In the midst of a downturn, the Australian property market is experiencing a mini boom with Melbourne, the country’s second-largest market, recording its seventh-consecutive weekend of auction sales above 80%.
Melbourne recorded a clearance rate of 87% from 450 reported auctions, according to data from the Real Estate Institute of Victoria. The REIV says the city’s auction results for the last four weeks show a higher number of reported sales than the same four weeks in 2007, a “clear sign” the market remains strong.
The clearance rate was also strong in Sydney, jumping from 73% last week to 76%, with 141 properties sold at a total of $93.6 million.
Brisbane recorded a 50% result with 14 properties sold at a total of $6.7 million, while Adelaide saw just a 35% clearance rate with only six properties sold.
Get daily business news.
The latest stories, funding information, and expert advice. Free to sign up.
David Airey, president of the Real Estate Institute of Australia, says the auction results are a good indicator of the market and show that the sector is not necessarily being held up solely by first home owners.
“Those properties that are selling at auction are generally not for first home owners.

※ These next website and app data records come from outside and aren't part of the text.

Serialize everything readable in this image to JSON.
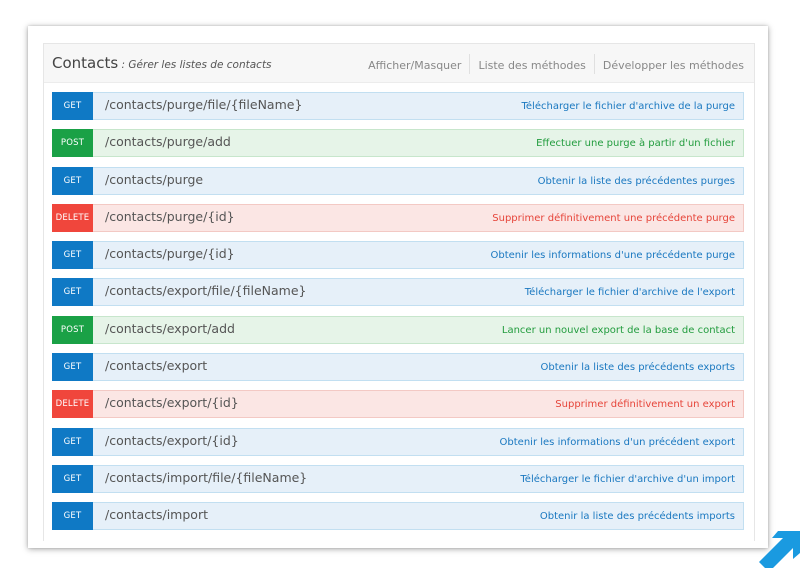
{
  "header": {
    "title": "Contacts",
    "subtitle": " : Gérer les listes de contacts",
    "links": [
      "Afficher/Masquer",
      "Liste des méthodes",
      "Développer les méthodes"
    ]
  },
  "operations": [
    {
      "method": "GET",
      "path": "/contacts/purge/file/{fileName}",
      "description": "Télécharger le fichier d'archive de la purge"
    },
    {
      "method": "POST",
      "path": "/contacts/purge/add",
      "description": "Effectuer une purge à partir d'un fichier"
    },
    {
      "method": "GET",
      "path": "/contacts/purge",
      "description": "Obtenir la liste des précédentes purges"
    },
    {
      "method": "DELETE",
      "path": "/contacts/purge/{id}",
      "description": "Supprimer définitivement une précédente purge"
    },
    {
      "method": "GET",
      "path": "/contacts/purge/{id}",
      "description": "Obtenir les informations d'une précédente purge"
    },
    {
      "method": "GET",
      "path": "/contacts/export/file/{fileName}",
      "description": "Télécharger le fichier d'archive de l'export"
    },
    {
      "method": "POST",
      "path": "/contacts/export/add",
      "description": "Lancer un nouvel export de la base de contact"
    },
    {
      "method": "GET",
      "path": "/contacts/export",
      "description": "Obtenir la liste des précédents exports"
    },
    {
      "method": "DELETE",
      "path": "/contacts/export/{id}",
      "description": "Supprimer définitivement un export"
    },
    {
      "method": "GET",
      "path": "/contacts/export/{id}",
      "description": "Obtenir les informations d'un précédent export"
    },
    {
      "method": "GET",
      "path": "/contacts/import/file/{fileName}",
      "description": "Télécharger le fichier d'archive d'un import"
    },
    {
      "method": "GET",
      "path": "/contacts/import",
      "description": "Obtenir la liste des précédents imports"
    }
  ],
  "colors": {
    "get": "#0f79c5",
    "post": "#1aa146",
    "delete": "#f0463c",
    "corner_icon": "#1a9ae0"
  },
  "icons": {
    "corner": "diagonal-arrow-icon"
  }
}
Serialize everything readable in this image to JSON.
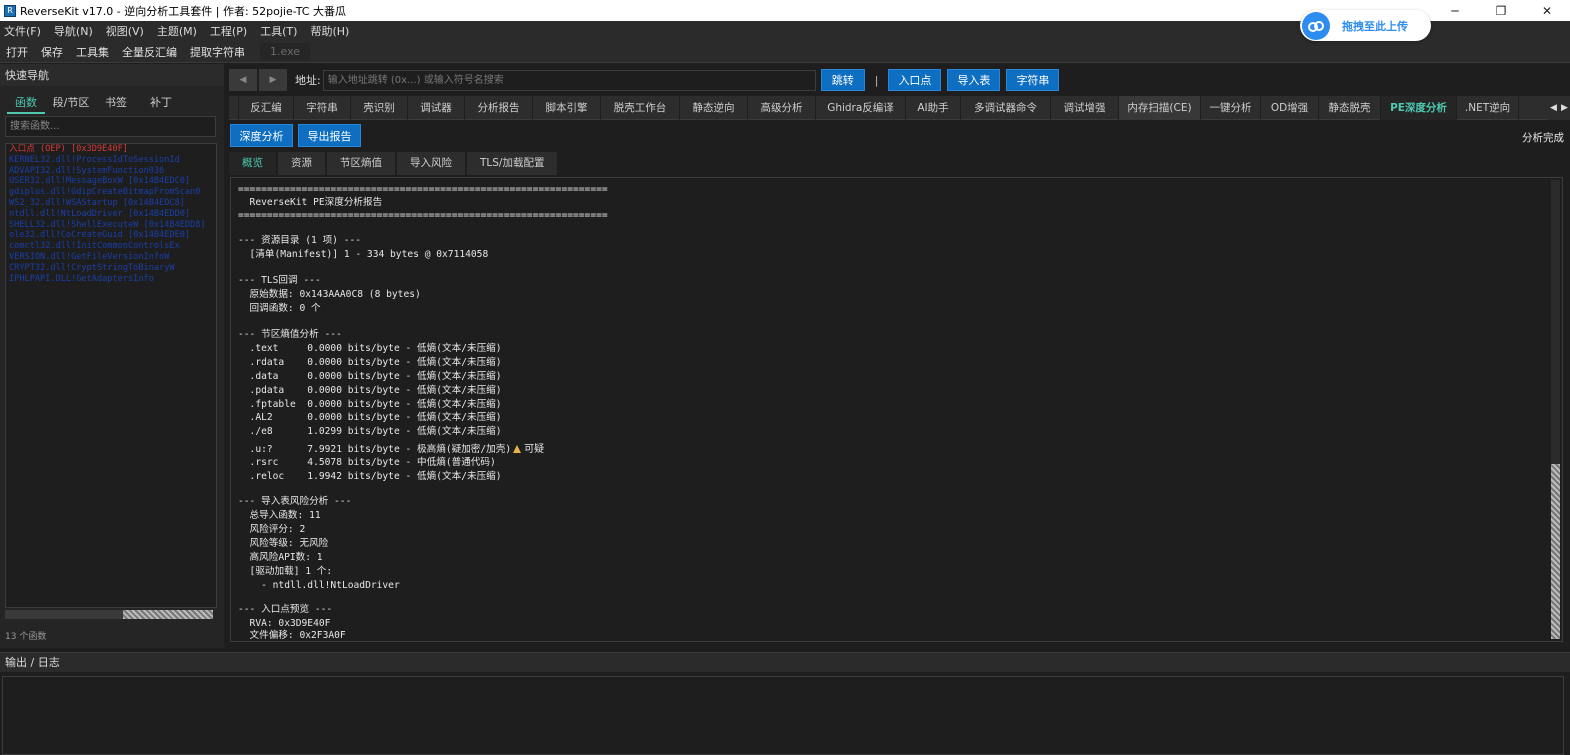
{
  "window": {
    "title": "ReverseKit v17.0 - 逆向分析工具套件 | 作者: 52pojie-TC 大番瓜",
    "controls": [
      "─",
      "❐",
      "✕"
    ]
  },
  "menu": [
    "文件(F)",
    "导航(N)",
    "视图(V)",
    "主题(M)",
    "工程(P)",
    "工具(T)",
    "帮助(H)"
  ],
  "quickbar": {
    "items": [
      "打开",
      "保存",
      "工具集",
      "全量反汇编",
      "提取字符串"
    ],
    "file_tab": "1.exe"
  },
  "upload": {
    "label": "拖拽至此上传"
  },
  "left_panel": {
    "title": "快速导航",
    "tabs": [
      "函数",
      "段/节区",
      "书签",
      "补丁"
    ],
    "search_placeholder": "搜索函数...",
    "functions": [
      "入口点 (OEP) [0x3D9E40F]",
      "KERNEL32.dll!ProcessIdToSessionId",
      "ADVAPI32.dll!SystemFunction036",
      "USER32.dll!MessageBoxW  [0x14B4EDC0]",
      "gdiplus.dll!GdipCreateBitmapFromScan0",
      "WS2_32.dll!WSAStartup  [0x14B4EDC8]",
      "ntdll.dll!NtLoadDriver  [0x14B4EDD0]",
      "SHELL32.dll!ShellExecuteW  [0x14B4EDD8]",
      "ole32.dll!CoCreateGuid  [0x14B4EDE0]",
      "comctl32.dll!InitCommonControlsEx",
      "VERSION.dll!GetFileVersionInfoW",
      "CRYPT32.dll!CryptStringToBinaryW",
      "IPHLPAPI.DLL!GetAdaptersInfo"
    ],
    "count": "13 个函数"
  },
  "address_bar": {
    "label": "地址:",
    "placeholder": "输入地址跳转 (0x...) 或输入符号名搜索",
    "buttons": [
      "跳转",
      "入口点",
      "导入表",
      "字符串"
    ],
    "separator": "|"
  },
  "tabs": [
    "反汇编",
    "字符串",
    "壳识别",
    "调试器",
    "分析报告",
    "脚本引擎",
    "脱壳工作台",
    "静态逆向",
    "高级分析",
    "Ghidra反编译",
    "AI助手",
    "多调试器命令",
    "调试增强",
    "内存扫描(CE)",
    "一键分析",
    "OD增强",
    "静态脱壳",
    "PE深度分析",
    ".NET逆向"
  ],
  "active_tab": "PE深度分析",
  "actions": {
    "deep": "深度分析",
    "export": "导出报告",
    "status": "分析完成"
  },
  "sub_tabs": [
    "概览",
    "资源",
    "节区熵值",
    "导入风险",
    "TLS/加载配置"
  ],
  "report": [
    "================================================================",
    "  ReverseKit PE深度分析报告",
    "================================================================",
    "",
    "--- 资源目录 (1 项) ---",
    "  [清单(Manifest)] 1 - 334 bytes @ 0x7114058",
    "",
    "--- TLS回调 ---",
    "  原始数据: 0x143AAA0C8 (8 bytes)",
    "  回调函数: 0 个",
    "",
    "--- 节区熵值分析 ---",
    "  .text     0.0000 bits/byte - 低熵(文本/未压缩)",
    "  .rdata    0.0000 bits/byte - 低熵(文本/未压缩)",
    "  .data     0.0000 bits/byte - 低熵(文本/未压缩)",
    "  .pdata    0.0000 bits/byte - 低熵(文本/未压缩)",
    "  .fptable  0.0000 bits/byte - 低熵(文本/未压缩)",
    "  .AL2      0.0000 bits/byte - 低熵(文本/未压缩)",
    "  ./e8      1.0299 bits/byte - 低熵(文本/未压缩)",
    "  .u:?      7.9921 bits/byte - 极高熵(疑加密/加壳)",
    "  .rsrc     4.5078 bits/byte - 中低熵(普通代码)",
    "  .reloc    1.9942 bits/byte - 低熵(文本/未压缩)",
    "",
    "--- 导入表风险分析 ---",
    "  总导入函数: 11",
    "  风险评分: 2",
    "  风险等级: 无风险",
    "  高风险API数: 1",
    "  [驱动加载] 1 个:",
    "    - ntdll.dll!NtLoadDriver",
    "",
    "--- 入口点预览 ---",
    "  RVA: 0x3D9E40F",
    "  文件偏移: 0x2F3A0F"
  ],
  "suspicious_label": "可疑",
  "output": {
    "title": "输出 / 日志"
  }
}
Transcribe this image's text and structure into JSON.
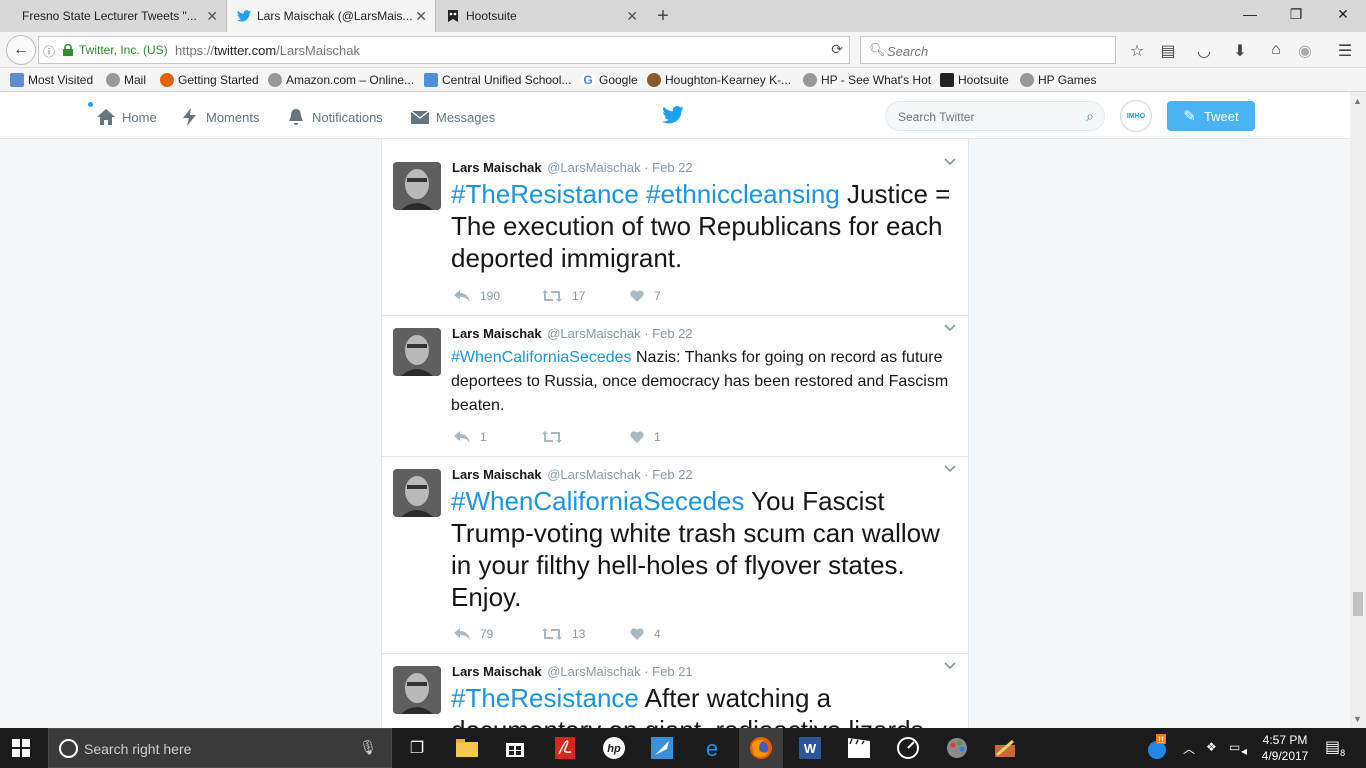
{
  "browser": {
    "tabs": [
      {
        "label": "Fresno State Lecturer Tweets \"...",
        "active": false
      },
      {
        "label": "Lars Maischak (@LarsMais...",
        "active": true
      },
      {
        "label": "Hootsuite",
        "active": false
      }
    ],
    "url_site": "Twitter, Inc. (US)",
    "url_prefix": "https://",
    "url_host": "twitter.com",
    "url_path": "/LarsMaischak",
    "search_placeholder": "Search",
    "bookmarks": [
      "Most Visited",
      "Mail",
      "Getting Started",
      "Amazon.com – Online...",
      "Central Unified School...",
      "Google",
      "Houghton-Kearney K-...",
      "HP - See What's Hot",
      "Hootsuite",
      "HP Games"
    ]
  },
  "twitter": {
    "nav": {
      "home": "Home",
      "moments": "Moments",
      "notifications": "Notifications",
      "messages": "Messages"
    },
    "search_placeholder": "Search Twitter",
    "tweet_button": "Tweet",
    "avatar_text": "IMHO",
    "tweets": [
      {
        "name": "Lars Maischak",
        "handle": "@LarsMaischak · Feb 22",
        "tags": "#TheResistance #ethniccleansing",
        "text": " Justice = The execution of two Republicans for each deported immigrant.",
        "replies": "190",
        "retweets": "17",
        "likes": "7"
      },
      {
        "name": "Lars Maischak",
        "handle": "@LarsMaischak · Feb 22",
        "tags": "#WhenCaliforniaSecedes",
        "text": " Nazis: Thanks for going on record as future deportees to Russia, once democracy has been restored and Fascism beaten.",
        "replies": "1",
        "retweets": "",
        "likes": "1"
      },
      {
        "name": "Lars Maischak",
        "handle": "@LarsMaischak · Feb 22",
        "tags": "#WhenCaliforniaSecedes",
        "text": " You Fascist Trump-voting white trash scum can wallow in your filthy hell-holes of flyover states.  Enjoy.",
        "replies": "79",
        "retweets": "13",
        "likes": "4"
      },
      {
        "name": "Lars Maischak",
        "handle": "@LarsMaischak · Feb 21",
        "tags": "#TheResistance",
        "text": " After watching a documentary on giant, radioactive lizards"
      }
    ]
  },
  "taskbar": {
    "search_placeholder": "Search right here",
    "time": "4:57 PM",
    "date": "4/9/2017",
    "notif_count": "8"
  }
}
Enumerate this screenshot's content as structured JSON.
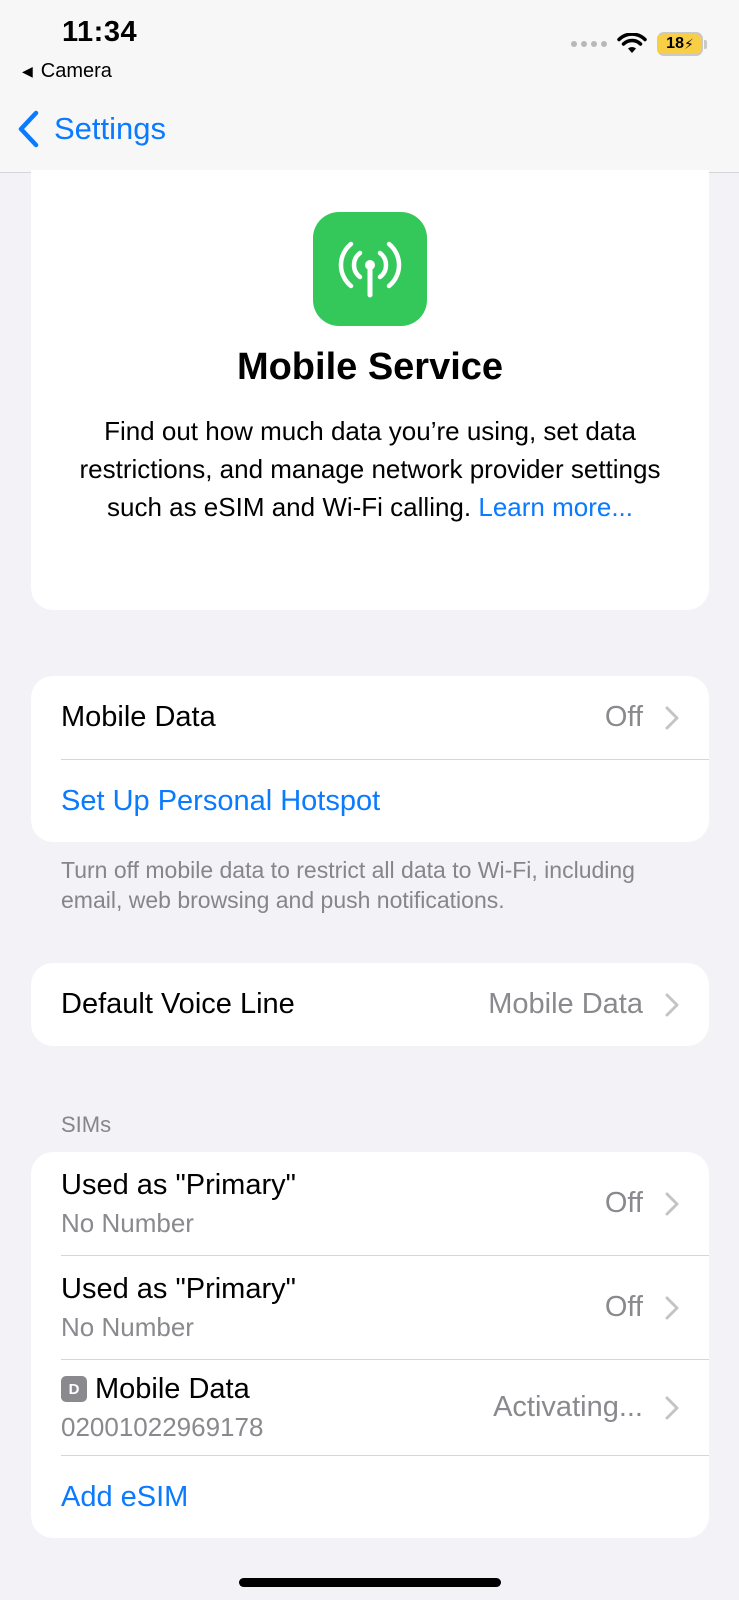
{
  "status_bar": {
    "time": "11:34",
    "back_app": "Camera",
    "battery": "18"
  },
  "nav": {
    "back_label": "Settings"
  },
  "hero": {
    "icon": "antenna-icon",
    "title": "Mobile Service",
    "description": "Find out how much data you’re using, set data restrictions, and manage network provider settings such as eSIM and Wi-Fi calling.",
    "learn_more": "Learn more..."
  },
  "data_section": {
    "mobile_data_label": "Mobile Data",
    "mobile_data_value": "Off",
    "hotspot_label": "Set Up Personal Hotspot",
    "footer": "Turn off mobile data to restrict all data to Wi-Fi, including email, web browsing and push notifications."
  },
  "voice_section": {
    "label": "Default Voice Line",
    "value": "Mobile Data"
  },
  "sims_section": {
    "header": "SIMs",
    "items": [
      {
        "label": "Used as \"Primary\"",
        "sub": "No Number",
        "value": "Off"
      },
      {
        "label": "Used as \"Primary\"",
        "sub": "No Number",
        "value": "Off"
      },
      {
        "badge": "D",
        "label": "Mobile Data",
        "sub": "02001022969178",
        "value": "Activating..."
      }
    ],
    "add_esim": "Add eSIM"
  },
  "colors": {
    "accent": "#0a7aff",
    "icon_green": "#34c759",
    "background": "#f2f2f7"
  }
}
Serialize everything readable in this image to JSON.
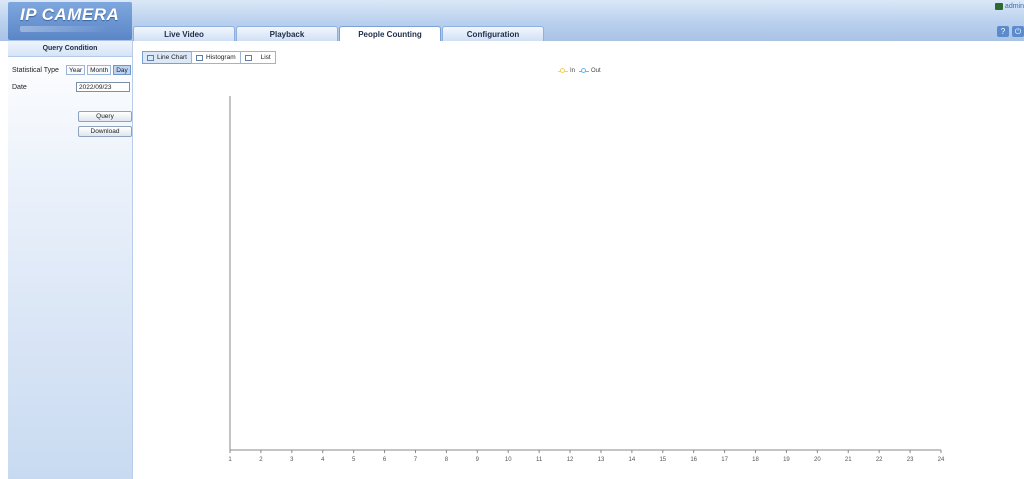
{
  "app": {
    "logo_text": "IP CAMERA",
    "user": "admin"
  },
  "tabs": [
    "Live Video",
    "Playback",
    "People Counting",
    "Configuration"
  ],
  "active_tab": "People Counting",
  "sidebar": {
    "title": "Query Condition",
    "statistical_type_label": "Statistical Type",
    "statistical_types": [
      "Year",
      "Month",
      "Day"
    ],
    "selected_type": "Day",
    "date_label": "Date",
    "date_value": "2022/09/23",
    "query_button": "Query",
    "download_button": "Download"
  },
  "views": [
    "Line Chart",
    "Histogram",
    "List"
  ],
  "active_view": "Line Chart",
  "colors": {
    "in": "#f0d35a",
    "out": "#6ab8e8",
    "accent": "#5b86c7"
  },
  "chart_data": {
    "type": "line",
    "x": [
      1,
      2,
      3,
      4,
      5,
      6,
      7,
      8,
      9,
      10,
      11,
      12,
      13,
      14,
      15,
      16,
      17,
      18,
      19,
      20,
      21,
      22,
      23,
      24
    ],
    "series": [
      {
        "name": "In",
        "values": []
      },
      {
        "name": "Out",
        "values": []
      }
    ],
    "xlim": [
      1,
      24
    ],
    "grid": false,
    "legend": "top-center"
  }
}
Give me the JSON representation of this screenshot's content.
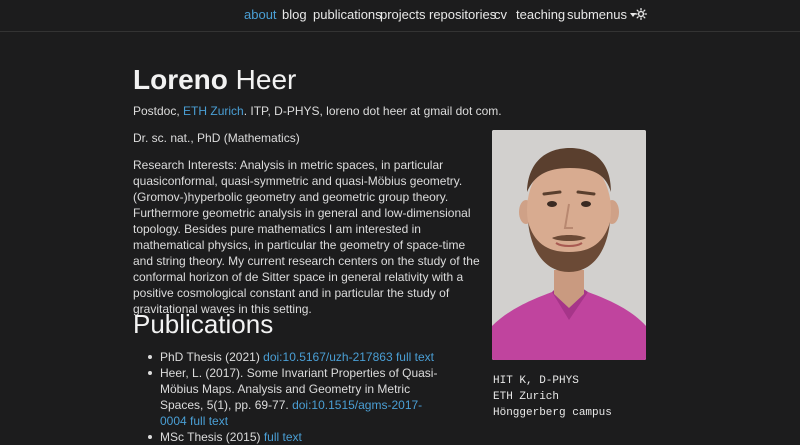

They don’t buy at auction, they tend to buy under a contract. That’s the amazing thing about the Melbourne market, these are investors and second and third buyers.”
“Auction results are a good indicator for the property market. Good results mean you have competitive buying. To buy at auction, people must have their money ready and finance approved, and in a market that’s pretty tough for finance that’s a very strong showing indeed.”
Adrian Jones, president of the REIV, says the results “have nothing to do with the first home owner’s grants”.
“Five weeks in a row, the clearance rate has been over 80% and in the longer term, on a year-on-year basis, it’s barely sustainable. We’ve swung like a pendulum from a volatile industry to strong auction results.”
“This is nothing to do with the grants, it’s driven by a shortage of stock. There are more people trying to buy property than sell. Coming up to winter there will still be a shortage of stock, and results will continue to be very, very healthy. Not in the high 80s, but still very healthy”.
Meanwhile, a new Mortgage Choice survey shows that three-quarters of property investors are waiting until the Government’s first home owner’s Boost grants expire at the end of the year to enter the market.
The survey shows 75% of the survey’s 1038 respondents are waiting until 2010 to buy, and 15% are looking to buy near the Melbourne metropolitan area.
The survey found 37% of respondents rated their level of confidence in the property market as “high” to “very high”, while 57% rated it “moderate”. Only 6% rated it “low”.
Queensland respondents are the most confident in their state’s market, with 40% of respondents claiming “high” or “very high” confidence levels.
Mortgage Choice senior corporate affairs manager, Kristy Sheppard, said in a statement the results confirm anecdotal evidence that investors are turning to the market.
“We have been hearing from a number of corners that property investors are all set and ready to go once the Boost has had its day. Competition from first homebuyers has been so intense since late last year that most investors seem to have stepped back for the moment.
“A large number are calling our loan consultants to see how much money they can borrow from the various lenders on our panel and getting their finances in order, all in preparation for hitting the ground running to purchase in 2010 and 2011,” she said.